Most popular posts
- What makes great boards great
- The fate of control
- March Madness and the availability heuristic
- When business promotes honesty
- Due diligence: mine, yours, and ours
- Alligator Alley and the Flagler (?!) Dolphins
- Untangling skill and luck in sports
- The Southeastern Growth Corridors
- Dead cats and iterative collaboration
- Empirical evidence: power corrupts?
- A startup culture poses unique ethical challenges
- Warren Buffett and after-tax returns
- Is the secret to national prosperity large corporations or start-ups?
- This is the disclosure gap worrying the SEC?
- "We challenged the dogma, and it was incorrect"
- Our column in the Tampa Bay Business Journal
- Our letter in the Wall Street Journal
Other sites we recommend
Would it be a Bowie Knife?
Joel Kotkin – blogging at Forbes New Geographer – puts a humorous title to a theme that has been well covered here and elsewhere: “California suggests suicide; Texas offers the knife.“
Kotkin suggests 2010 will be used by future historians to mark the end of the California era and the beginning of the Texas one, citing as evidence this survey in Chief Executive magazine which ranks the states for their business environments. CA not only ranks last, but is the only state to receive an ‘F’ in any category.
The Top 10 looks familiar to us, as it constitutes most of the geography in which we have focused our investment efforts for over twenty years now, and it’s not the first time Texas has led the pack. Kotkin writes:
Even more revealing is California’s diminishing preeminence in high-tech and science-based (or STEM–Science, Technology, Engineering and Mathematics) jobs. Over the past decade California’s supposed bulwark grew a mere 2%–less than half the national rate. In contrast, Texas’ tech-related employment surged 14%. Since 2002 the Lone Star state added 80,000 STEM jobs; California, a mere 17,000.
Of course, California still possesses the nation’s largest concentrations of tech (Silicon Valley), entertainment (Hollywood) and trade (Port of Los Angeles-Long Beach). But these are all now declining. Silicon Valley’s Google era has produced lots of opportunities for investors and software mavens concentrated in affluent areas around Palo Alto, but virtually no new net jobs overall. Empty buildings and abandoned factories dot the Valley’s onetime industrial heartland around San Jose. Many of the Valley’s tech companies are expanding outside the state, largely to more business-friendly and affordable places like Salt Lake City, the Research Triangle region of North Carolina and Austin.
… Ultimately the “green jobs” strategy, effective as a campaign plank, represents a cruel delusion. …Without subsidies, federal loans or draconian national regulations, many green-related ventures will cut as oppose to add jobs, as is already beginning to occur. The survivors, increasingly forced to compete on a market basis, will likely move to China, Arizona or even Texas, already the nation’s leader in wind energy production.

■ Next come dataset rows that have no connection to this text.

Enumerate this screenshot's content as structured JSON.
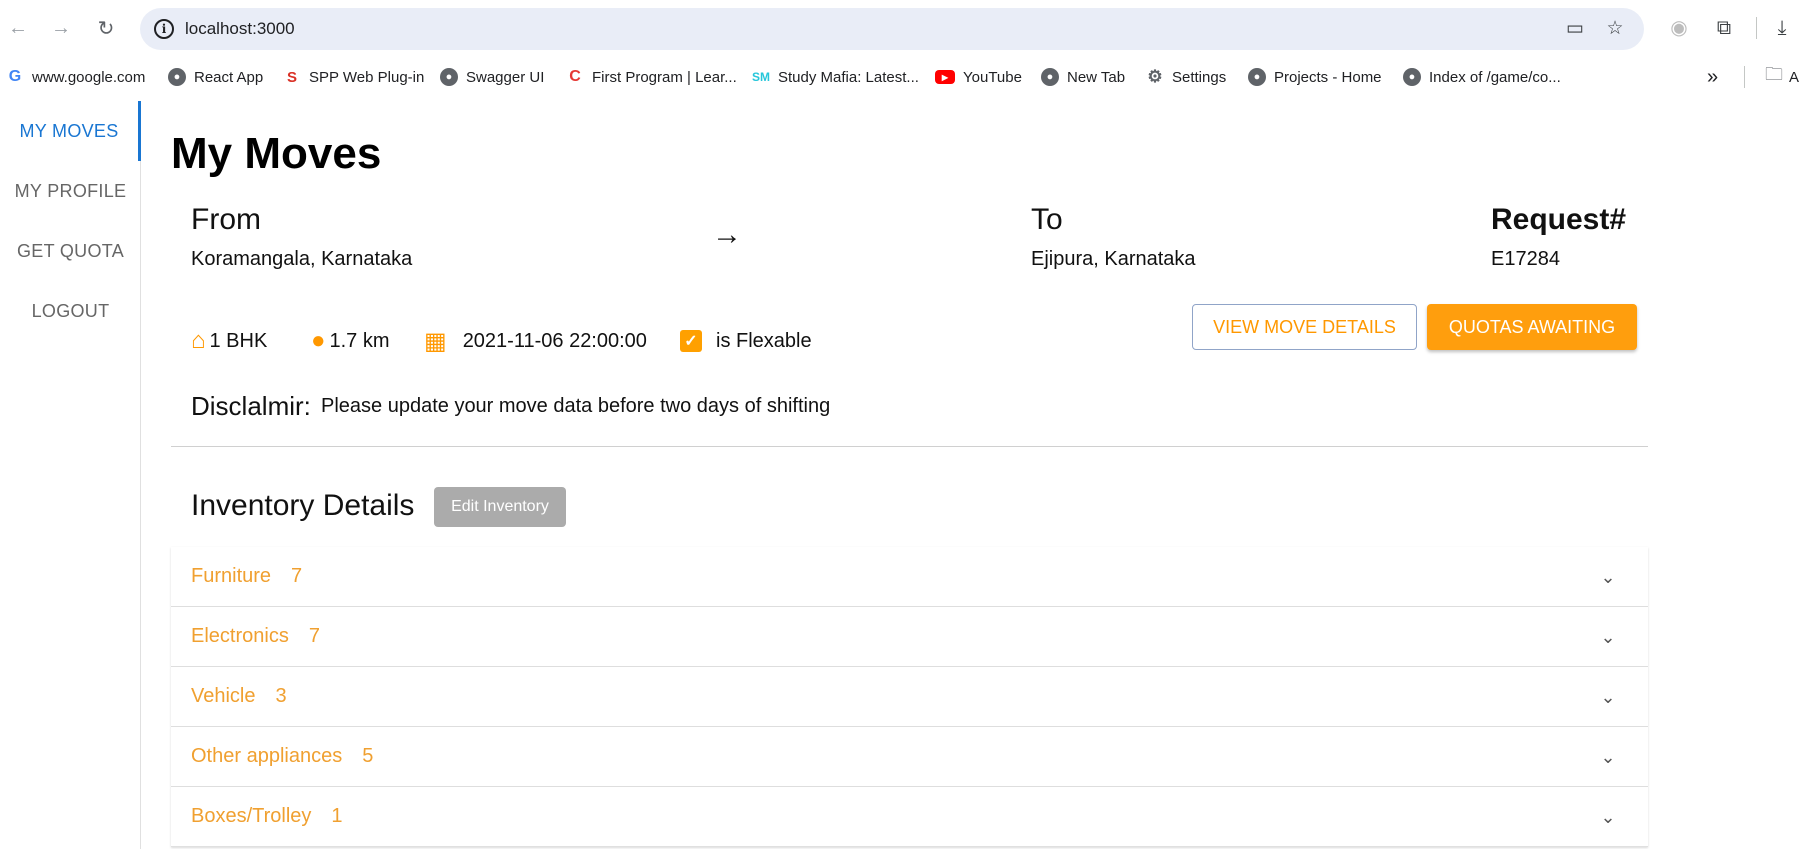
{
  "browser": {
    "url": "localhost:3000",
    "bookmarks": [
      {
        "label": "www.google.com",
        "icon": "google-icon"
      },
      {
        "label": "React App",
        "icon": "globe-icon"
      },
      {
        "label": "SPP Web Plug-in",
        "icon": "spp-icon"
      },
      {
        "label": "Swagger UI",
        "icon": "globe-icon"
      },
      {
        "label": "First Program | Lear...",
        "icon": "c-icon"
      },
      {
        "label": "Study Mafia: Latest...",
        "icon": "sm-icon"
      },
      {
        "label": "YouTube",
        "icon": "youtube-icon"
      },
      {
        "label": "New Tab",
        "icon": "globe-icon"
      },
      {
        "label": "Settings",
        "icon": "gear-icon"
      },
      {
        "label": "Projects - Home",
        "icon": "globe-icon"
      },
      {
        "label": "Index of /game/co...",
        "icon": "globe-icon"
      }
    ],
    "overflow_label": "»",
    "folder_label": "A"
  },
  "sidebar": {
    "items": [
      {
        "label": "MY MOVES",
        "active": true
      },
      {
        "label": "MY PROFILE",
        "active": false
      },
      {
        "label": "GET QUOTA",
        "active": false
      },
      {
        "label": "LOGOUT",
        "active": false
      }
    ]
  },
  "page": {
    "title": "My Moves",
    "from_label": "From",
    "from_value": "Koramangala, Karnataka",
    "to_label": "To",
    "to_value": "Ejipura, Karnataka",
    "request_label": "Request#",
    "request_value": "E17284",
    "house_type": "1 BHK",
    "distance": "1.7 km",
    "datetime": "2021-11-06 22:00:00",
    "flexible_label": "is Flexable",
    "view_details_button": "VIEW MOVE DETAILS",
    "quotas_button": "QUOTAS AWAITING",
    "disclaimer_label": "Disclalmir:",
    "disclaimer_text": "Please update your move data before two days of shifting",
    "inventory_title": "Inventory Details",
    "edit_inventory_button": "Edit Inventory",
    "inventory": [
      {
        "name": "Furniture",
        "count": "7"
      },
      {
        "name": "Electronics",
        "count": "7"
      },
      {
        "name": "Vehicle",
        "count": "3"
      },
      {
        "name": "Other appliances",
        "count": "5"
      },
      {
        "name": "Boxes/Trolley",
        "count": "1"
      }
    ]
  },
  "colors": {
    "accent": "#ff9800",
    "link": "#1976d2"
  }
}
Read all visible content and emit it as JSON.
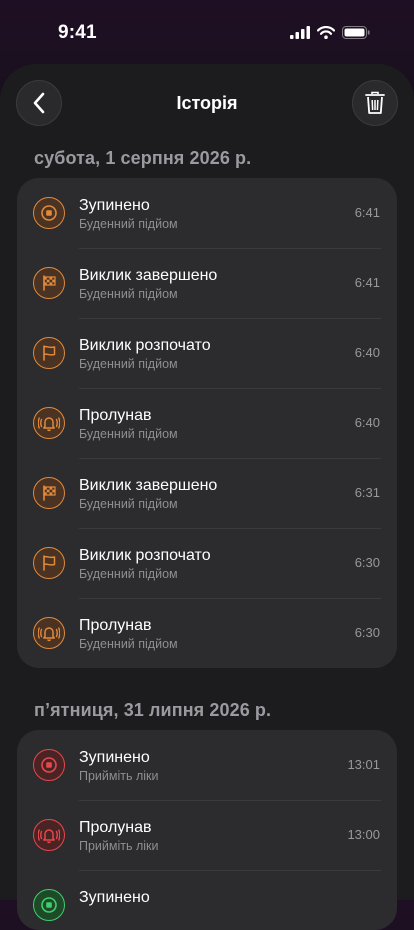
{
  "status_bar": {
    "time": "9:41"
  },
  "nav": {
    "title": "Історія"
  },
  "sections": [
    {
      "date": "субота, 1 серпня 2026 р.",
      "items": [
        {
          "title": "Зупинено",
          "subtitle": "Буденний підйом",
          "time": "6:41",
          "icon": "stop-icon",
          "color": "#e08a3c"
        },
        {
          "title": "Виклик завершено",
          "subtitle": "Буденний підйом",
          "time": "6:41",
          "icon": "checkered-flag-icon",
          "color": "#e08a3c"
        },
        {
          "title": "Виклик розпочато",
          "subtitle": "Буденний підйом",
          "time": "6:40",
          "icon": "flag-icon",
          "color": "#e08a3c"
        },
        {
          "title": "Пролунав",
          "subtitle": "Буденний підйом",
          "time": "6:40",
          "icon": "ringing-bell-icon",
          "color": "#e08a3c"
        },
        {
          "title": "Виклик завершено",
          "subtitle": "Буденний підйом",
          "time": "6:31",
          "icon": "checkered-flag-icon",
          "color": "#e08a3c"
        },
        {
          "title": "Виклик розпочато",
          "subtitle": "Буденний підйом",
          "time": "6:30",
          "icon": "flag-icon",
          "color": "#e08a3c"
        },
        {
          "title": "Пролунав",
          "subtitle": "Буденний підйом",
          "time": "6:30",
          "icon": "ringing-bell-icon",
          "color": "#e08a3c"
        }
      ]
    },
    {
      "date": "п’ятниця, 31 липня 2026 р.",
      "items": [
        {
          "title": "Зупинено",
          "subtitle": "Прийміть ліки",
          "time": "13:01",
          "icon": "stop-icon",
          "color": "#e5484d"
        },
        {
          "title": "Пролунав",
          "subtitle": "Прийміть ліки",
          "time": "13:00",
          "icon": "ringing-bell-icon",
          "color": "#e5484d"
        },
        {
          "title": "Зупинено",
          "subtitle": "",
          "time": "",
          "icon": "stop-icon",
          "color": "#3ecf6a"
        }
      ]
    }
  ]
}
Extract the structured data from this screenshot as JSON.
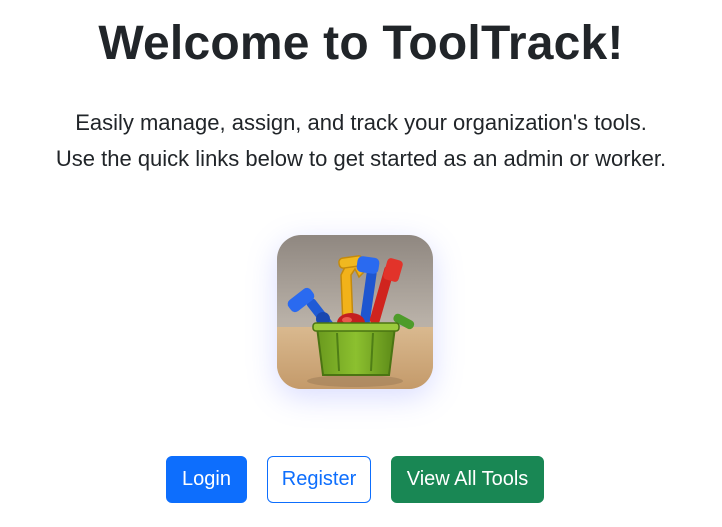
{
  "header": {
    "title": "Welcome to ToolTrack!"
  },
  "intro": {
    "line1": "Easily manage, assign, and track your organization's tools.",
    "line2": "Use the quick links below to get started as an admin or worker."
  },
  "logo": {
    "icon": "toolbox-icon"
  },
  "actions": {
    "login_label": "Login",
    "register_label": "Register",
    "view_tools_label": "View All Tools"
  },
  "colors": {
    "primary": "#0d6efd",
    "success": "#198754",
    "text": "#212529",
    "background": "#ffffff"
  }
}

By the way, we have nothing against California. It’s a beautiful state and a great place to visit. We just wouldn’t choose to try and build a business there.